On Wednesday, May 3, 2018, MAPC collected occupancy data from 6 to 11 a.m. The route, in grey on Image IV, began at the intersection of Massachusetts Avenue and Alewife Brook Parkway (lower right corner of Image IV) and continued north, looping back around at Massachusetts Avenue at Pleasant Street (upper left corner of Image IV). Walking in the direction cars were facing on the street facilitated data collection, as collectors could easily read the rear license plate information. Occupancy information was recorded as such and corresponds to the purple mapped segment on the following page.
Subsequently, the team performed an analysis of existing use (see Image V) and determined that there was an adequate supply of parking to meet demand during peak AM commute hours if one side of parking were removed to accommodate the priority bus lane.
Informed by this parking analysis, the Town of Arlington successfully piloted the priority bus lane Monday through Friday, 6 to 9 a.m., from October 9 to November 9, 2018. The pilot was so successful, the morning bus lane is now permanent.
Sample Instructions for Data Collectors
Why are we doing the parking study?
The Town wants to know how people are utilizing spaces currently and if they should start charging for parking. The Town is interested in creating a parking benefit district.
- 6 a.m. to 9:30 a.m. Kayla and John
Please arrive a few minutes early
- 9:30 a.m. to 1 p.m. George and Cecilia
Please find the previous team when you arrive
- There are two pre-determined routes and you will walk the same route every hour. Start your route on the hour.
- Note only the first three or four digits on the license plate.
- If the same vehicle is present the next hour, use an arrow to the next box. If there is no car in the space, use an x or a dash.
- Your first route will take you the longest as you get familiar with the route and process.
- You will generally be working for 30 minutes and resting for 30 minutes.
- There are a few coffee shops for snacks and Town Hall should have bathrooms for you to utilize.
Travel To & From the Site
Try to park outside of the study area. If you park within the study area, park in a quiet (not busy) area and do not include your car in your data collection sheets.
What to look for
- Parking spaces that cannot be used – not wide enough, blocked by something, etc.
- Illegal parking – in no parking zones, in front of hydrants, etc.
- Dangerous parking spaces (note any near accidents while backing up from angled parking spaces, etc)
- Bike use/parking
- Handicap parking – are handicap people using the spaces (are there placards?). Is there loading/unloading space available at this location for people in wheelchairs?
- Any local events going on that may be impacting parking demand
- Trucks loading in parking spaces
- Please take pictures of noteworthy things!! Pictures help immensely and they are a great way to document issues in the report. (cell phone pictures are perfect – no camera necessary)
- Basically note anything and everything that might be helpful as we pull together recommendations for the area – you will be my eyes and ears and there’s no such thing as too many notes!
How to Respond to Questions
- Say you are doing a study for the Town
- Try to stay “under the radar” if possible so people don’t change their parking habits
- The Town will supply a letter that you can show if people are concerned.
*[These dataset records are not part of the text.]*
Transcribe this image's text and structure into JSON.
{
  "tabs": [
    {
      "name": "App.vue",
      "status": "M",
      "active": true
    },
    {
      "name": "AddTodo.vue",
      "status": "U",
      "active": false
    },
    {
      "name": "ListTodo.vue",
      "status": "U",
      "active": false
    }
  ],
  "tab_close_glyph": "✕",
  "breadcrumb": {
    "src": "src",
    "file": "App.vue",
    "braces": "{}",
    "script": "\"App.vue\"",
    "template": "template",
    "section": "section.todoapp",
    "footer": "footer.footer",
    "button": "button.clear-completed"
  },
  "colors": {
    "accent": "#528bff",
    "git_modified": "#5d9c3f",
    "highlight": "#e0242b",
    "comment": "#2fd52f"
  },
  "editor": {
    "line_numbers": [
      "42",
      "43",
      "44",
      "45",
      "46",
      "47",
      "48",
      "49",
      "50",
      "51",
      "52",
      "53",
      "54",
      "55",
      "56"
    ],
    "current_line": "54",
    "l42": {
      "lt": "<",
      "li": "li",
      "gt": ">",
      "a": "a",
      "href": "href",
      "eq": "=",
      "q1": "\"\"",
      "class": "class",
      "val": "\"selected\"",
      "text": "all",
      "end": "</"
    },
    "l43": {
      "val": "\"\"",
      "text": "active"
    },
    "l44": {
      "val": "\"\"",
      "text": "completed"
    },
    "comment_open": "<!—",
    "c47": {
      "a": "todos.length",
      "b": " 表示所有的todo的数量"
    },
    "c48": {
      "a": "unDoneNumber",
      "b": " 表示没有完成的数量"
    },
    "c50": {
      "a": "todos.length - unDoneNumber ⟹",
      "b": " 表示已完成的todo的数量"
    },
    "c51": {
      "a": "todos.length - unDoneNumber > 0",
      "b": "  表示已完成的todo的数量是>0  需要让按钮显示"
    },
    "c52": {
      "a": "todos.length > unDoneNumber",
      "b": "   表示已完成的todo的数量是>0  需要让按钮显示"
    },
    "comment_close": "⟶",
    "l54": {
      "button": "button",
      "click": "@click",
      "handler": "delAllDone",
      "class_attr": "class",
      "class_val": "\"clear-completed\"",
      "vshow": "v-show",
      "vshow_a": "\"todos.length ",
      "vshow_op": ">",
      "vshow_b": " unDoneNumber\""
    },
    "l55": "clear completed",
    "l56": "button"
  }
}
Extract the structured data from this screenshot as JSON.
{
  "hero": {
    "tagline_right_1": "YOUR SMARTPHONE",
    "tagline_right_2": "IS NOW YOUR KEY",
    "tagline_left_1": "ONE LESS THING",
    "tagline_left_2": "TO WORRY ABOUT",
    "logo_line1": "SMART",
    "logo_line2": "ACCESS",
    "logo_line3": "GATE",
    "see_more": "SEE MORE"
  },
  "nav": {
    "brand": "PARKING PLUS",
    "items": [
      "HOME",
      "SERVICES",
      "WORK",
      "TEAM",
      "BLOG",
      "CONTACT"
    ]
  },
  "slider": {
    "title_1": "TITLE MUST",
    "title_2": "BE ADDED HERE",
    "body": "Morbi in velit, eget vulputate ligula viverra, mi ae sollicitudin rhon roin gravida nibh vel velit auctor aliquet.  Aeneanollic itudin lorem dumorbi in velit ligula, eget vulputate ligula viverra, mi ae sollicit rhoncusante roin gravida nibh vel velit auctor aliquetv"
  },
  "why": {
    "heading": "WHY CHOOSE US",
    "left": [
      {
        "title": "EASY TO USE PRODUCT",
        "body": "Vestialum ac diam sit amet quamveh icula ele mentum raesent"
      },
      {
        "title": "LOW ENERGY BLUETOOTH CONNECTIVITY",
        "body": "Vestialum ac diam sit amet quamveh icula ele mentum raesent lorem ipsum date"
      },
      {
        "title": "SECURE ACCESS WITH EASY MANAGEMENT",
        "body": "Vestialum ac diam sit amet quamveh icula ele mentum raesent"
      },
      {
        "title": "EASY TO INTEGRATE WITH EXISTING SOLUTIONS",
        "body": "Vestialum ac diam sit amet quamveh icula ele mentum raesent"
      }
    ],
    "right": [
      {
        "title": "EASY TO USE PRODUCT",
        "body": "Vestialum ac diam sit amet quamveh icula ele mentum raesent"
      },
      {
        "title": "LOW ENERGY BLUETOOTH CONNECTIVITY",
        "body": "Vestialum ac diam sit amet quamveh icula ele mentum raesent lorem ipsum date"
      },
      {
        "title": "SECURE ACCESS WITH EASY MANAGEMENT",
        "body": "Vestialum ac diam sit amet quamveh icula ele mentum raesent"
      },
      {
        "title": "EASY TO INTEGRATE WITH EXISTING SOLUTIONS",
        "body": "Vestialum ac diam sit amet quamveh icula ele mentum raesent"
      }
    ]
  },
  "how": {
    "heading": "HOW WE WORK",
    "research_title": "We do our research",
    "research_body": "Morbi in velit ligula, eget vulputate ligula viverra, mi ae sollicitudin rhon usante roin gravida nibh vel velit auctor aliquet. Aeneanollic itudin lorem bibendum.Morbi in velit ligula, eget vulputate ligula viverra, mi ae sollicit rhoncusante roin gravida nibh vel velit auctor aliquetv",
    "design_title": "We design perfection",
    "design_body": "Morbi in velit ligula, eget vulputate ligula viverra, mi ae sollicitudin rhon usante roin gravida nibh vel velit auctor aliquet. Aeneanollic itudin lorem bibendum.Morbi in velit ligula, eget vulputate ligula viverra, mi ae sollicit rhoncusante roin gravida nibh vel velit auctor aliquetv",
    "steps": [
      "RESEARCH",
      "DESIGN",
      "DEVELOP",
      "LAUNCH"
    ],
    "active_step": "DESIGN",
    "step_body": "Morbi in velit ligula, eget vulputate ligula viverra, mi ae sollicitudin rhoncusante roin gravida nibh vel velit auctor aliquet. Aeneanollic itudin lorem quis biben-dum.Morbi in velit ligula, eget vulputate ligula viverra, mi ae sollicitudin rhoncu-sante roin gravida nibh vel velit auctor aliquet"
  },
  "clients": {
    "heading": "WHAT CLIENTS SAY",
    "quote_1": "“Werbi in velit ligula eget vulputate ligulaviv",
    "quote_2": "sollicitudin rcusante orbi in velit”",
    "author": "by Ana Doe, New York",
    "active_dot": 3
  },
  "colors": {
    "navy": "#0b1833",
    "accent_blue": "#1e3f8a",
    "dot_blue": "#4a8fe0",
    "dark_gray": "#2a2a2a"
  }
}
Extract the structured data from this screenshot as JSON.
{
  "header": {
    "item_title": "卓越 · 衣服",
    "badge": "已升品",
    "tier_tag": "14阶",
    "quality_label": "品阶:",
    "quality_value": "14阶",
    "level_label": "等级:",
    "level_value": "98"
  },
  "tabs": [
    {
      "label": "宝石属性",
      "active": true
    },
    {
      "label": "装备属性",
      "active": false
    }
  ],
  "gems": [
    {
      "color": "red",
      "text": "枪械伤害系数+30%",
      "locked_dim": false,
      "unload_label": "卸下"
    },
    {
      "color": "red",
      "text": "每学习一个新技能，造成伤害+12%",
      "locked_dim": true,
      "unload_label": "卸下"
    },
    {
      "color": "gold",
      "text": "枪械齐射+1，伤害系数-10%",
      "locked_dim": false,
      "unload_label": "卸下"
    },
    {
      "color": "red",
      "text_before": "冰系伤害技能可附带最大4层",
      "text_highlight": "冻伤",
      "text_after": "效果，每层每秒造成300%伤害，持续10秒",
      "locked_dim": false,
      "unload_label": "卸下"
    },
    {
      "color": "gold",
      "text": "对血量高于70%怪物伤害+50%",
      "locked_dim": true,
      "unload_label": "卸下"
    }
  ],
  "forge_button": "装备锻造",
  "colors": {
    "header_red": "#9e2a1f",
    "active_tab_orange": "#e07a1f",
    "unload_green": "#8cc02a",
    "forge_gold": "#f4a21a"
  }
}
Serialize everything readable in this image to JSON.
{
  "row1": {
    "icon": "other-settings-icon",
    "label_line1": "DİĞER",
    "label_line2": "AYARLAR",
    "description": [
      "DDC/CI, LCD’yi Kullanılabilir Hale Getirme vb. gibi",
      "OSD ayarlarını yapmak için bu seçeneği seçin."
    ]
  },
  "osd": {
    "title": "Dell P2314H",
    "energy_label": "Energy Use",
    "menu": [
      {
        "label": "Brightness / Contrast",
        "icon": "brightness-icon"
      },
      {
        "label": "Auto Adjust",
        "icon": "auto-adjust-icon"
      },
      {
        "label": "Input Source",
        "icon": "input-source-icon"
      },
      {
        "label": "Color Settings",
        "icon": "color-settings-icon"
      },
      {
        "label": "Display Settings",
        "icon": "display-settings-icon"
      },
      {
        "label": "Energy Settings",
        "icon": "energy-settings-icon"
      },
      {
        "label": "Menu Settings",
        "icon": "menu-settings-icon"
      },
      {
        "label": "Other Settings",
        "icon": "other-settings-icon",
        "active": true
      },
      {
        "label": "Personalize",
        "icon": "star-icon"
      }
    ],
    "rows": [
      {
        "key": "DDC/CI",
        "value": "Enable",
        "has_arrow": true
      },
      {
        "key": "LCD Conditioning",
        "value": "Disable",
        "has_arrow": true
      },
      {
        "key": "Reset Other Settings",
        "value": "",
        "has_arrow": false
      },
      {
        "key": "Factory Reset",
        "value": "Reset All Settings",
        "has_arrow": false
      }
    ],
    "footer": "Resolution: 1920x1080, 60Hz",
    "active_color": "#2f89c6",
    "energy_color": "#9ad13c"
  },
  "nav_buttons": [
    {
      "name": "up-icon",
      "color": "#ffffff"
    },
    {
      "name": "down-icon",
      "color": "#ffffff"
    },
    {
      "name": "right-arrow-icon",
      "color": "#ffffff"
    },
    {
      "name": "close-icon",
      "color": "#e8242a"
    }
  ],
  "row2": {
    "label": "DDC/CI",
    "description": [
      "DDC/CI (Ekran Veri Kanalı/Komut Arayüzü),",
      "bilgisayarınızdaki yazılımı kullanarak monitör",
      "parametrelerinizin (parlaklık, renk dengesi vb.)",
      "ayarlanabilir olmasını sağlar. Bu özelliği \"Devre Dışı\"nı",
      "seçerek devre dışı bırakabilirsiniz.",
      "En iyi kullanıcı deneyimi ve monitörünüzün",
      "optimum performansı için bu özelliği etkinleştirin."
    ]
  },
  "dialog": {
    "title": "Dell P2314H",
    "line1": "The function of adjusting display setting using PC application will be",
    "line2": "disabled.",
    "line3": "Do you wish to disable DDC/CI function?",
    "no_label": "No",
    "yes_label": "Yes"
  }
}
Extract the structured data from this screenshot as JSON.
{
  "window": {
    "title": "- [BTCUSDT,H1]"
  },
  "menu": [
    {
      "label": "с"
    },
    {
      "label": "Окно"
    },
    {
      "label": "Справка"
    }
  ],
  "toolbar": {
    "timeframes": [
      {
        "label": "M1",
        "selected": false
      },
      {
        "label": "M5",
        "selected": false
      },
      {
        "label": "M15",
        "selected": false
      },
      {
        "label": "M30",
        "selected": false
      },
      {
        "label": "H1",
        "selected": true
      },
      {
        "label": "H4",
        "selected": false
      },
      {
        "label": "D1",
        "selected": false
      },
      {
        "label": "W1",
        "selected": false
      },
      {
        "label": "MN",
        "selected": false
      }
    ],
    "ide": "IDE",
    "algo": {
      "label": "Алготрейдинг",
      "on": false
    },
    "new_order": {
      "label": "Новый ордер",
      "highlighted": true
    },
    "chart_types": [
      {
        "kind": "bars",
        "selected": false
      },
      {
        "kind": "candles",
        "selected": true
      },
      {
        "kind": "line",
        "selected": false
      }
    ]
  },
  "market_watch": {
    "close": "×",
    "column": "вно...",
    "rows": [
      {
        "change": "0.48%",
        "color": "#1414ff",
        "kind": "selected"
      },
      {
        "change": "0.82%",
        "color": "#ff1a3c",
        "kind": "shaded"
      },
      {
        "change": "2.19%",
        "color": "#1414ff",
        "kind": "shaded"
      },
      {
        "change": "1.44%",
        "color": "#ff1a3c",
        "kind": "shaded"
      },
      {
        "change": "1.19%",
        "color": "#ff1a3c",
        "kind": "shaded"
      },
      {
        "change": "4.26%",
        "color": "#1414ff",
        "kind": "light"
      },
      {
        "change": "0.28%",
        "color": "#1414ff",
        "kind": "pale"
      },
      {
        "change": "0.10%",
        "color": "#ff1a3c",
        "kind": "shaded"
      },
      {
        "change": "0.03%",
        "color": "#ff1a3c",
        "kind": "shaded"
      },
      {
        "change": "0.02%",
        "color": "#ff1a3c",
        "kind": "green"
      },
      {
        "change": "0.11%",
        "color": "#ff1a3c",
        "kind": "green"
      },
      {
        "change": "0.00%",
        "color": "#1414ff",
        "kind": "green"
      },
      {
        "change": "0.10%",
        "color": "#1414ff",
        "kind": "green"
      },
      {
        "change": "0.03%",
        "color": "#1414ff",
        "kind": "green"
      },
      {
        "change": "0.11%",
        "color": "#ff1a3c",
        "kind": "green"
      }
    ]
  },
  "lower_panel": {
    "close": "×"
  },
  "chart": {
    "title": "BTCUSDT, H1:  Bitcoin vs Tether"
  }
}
The Police have been notified as well.
- Bring some business cards in case people want to follow up
What to Wear & Bring
- Stuff for sun: Sunscreen/hat
- Comfy shoes (you will be walking about 1 mile each hour). I usually bring flip flops and sneakers so I can change if one pair of shoes is bothering me
- Something to fill your down time (book, music, etc.)
- Phone (you’ll need the camera and clock)
Post Data Collection
- Save pictures and send to me
- Send me notes and observations, write them on data collection sheets, or tell me in person